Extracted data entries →
════════
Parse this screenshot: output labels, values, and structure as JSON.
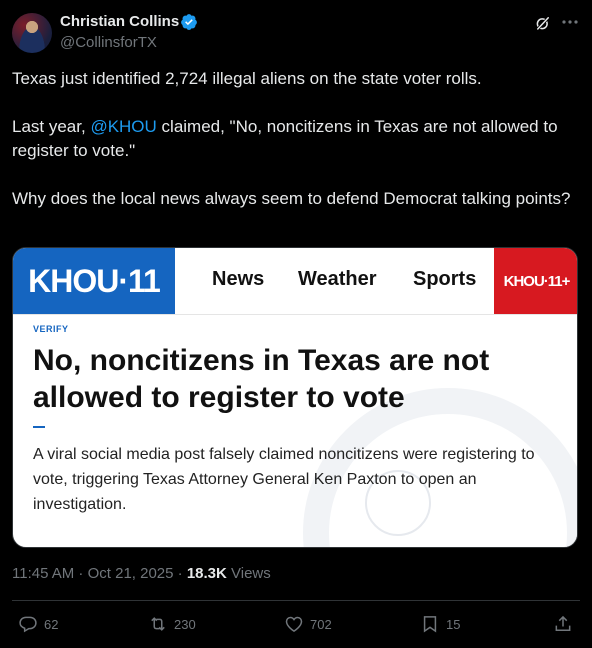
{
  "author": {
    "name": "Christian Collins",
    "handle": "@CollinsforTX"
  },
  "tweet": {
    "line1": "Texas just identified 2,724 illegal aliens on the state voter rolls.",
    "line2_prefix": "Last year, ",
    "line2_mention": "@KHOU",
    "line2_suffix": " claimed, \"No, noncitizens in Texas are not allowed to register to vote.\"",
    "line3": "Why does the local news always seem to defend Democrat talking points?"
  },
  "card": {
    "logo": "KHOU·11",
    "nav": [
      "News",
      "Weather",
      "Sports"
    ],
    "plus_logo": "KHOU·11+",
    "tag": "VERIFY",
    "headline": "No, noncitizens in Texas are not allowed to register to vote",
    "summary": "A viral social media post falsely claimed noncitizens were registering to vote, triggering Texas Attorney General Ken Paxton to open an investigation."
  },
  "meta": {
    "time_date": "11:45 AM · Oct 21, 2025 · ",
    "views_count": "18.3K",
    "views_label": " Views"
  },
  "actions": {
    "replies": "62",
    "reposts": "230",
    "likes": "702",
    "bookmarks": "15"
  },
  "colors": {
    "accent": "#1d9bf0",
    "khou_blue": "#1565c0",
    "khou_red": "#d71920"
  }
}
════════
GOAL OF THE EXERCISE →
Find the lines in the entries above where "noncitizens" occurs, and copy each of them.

PROBLEM SOLUTION →
    "line2_suffix": " claimed, \"No, noncitizens in Texas are not allowed to register to vote.\"",
    "headline": "No, noncitizens in Texas are not allowed to register to vote",
    "summary": "A viral social media post falsely claimed noncitizens were registering to vote, triggering Texas Attorney General Ken Paxton to open an investigation."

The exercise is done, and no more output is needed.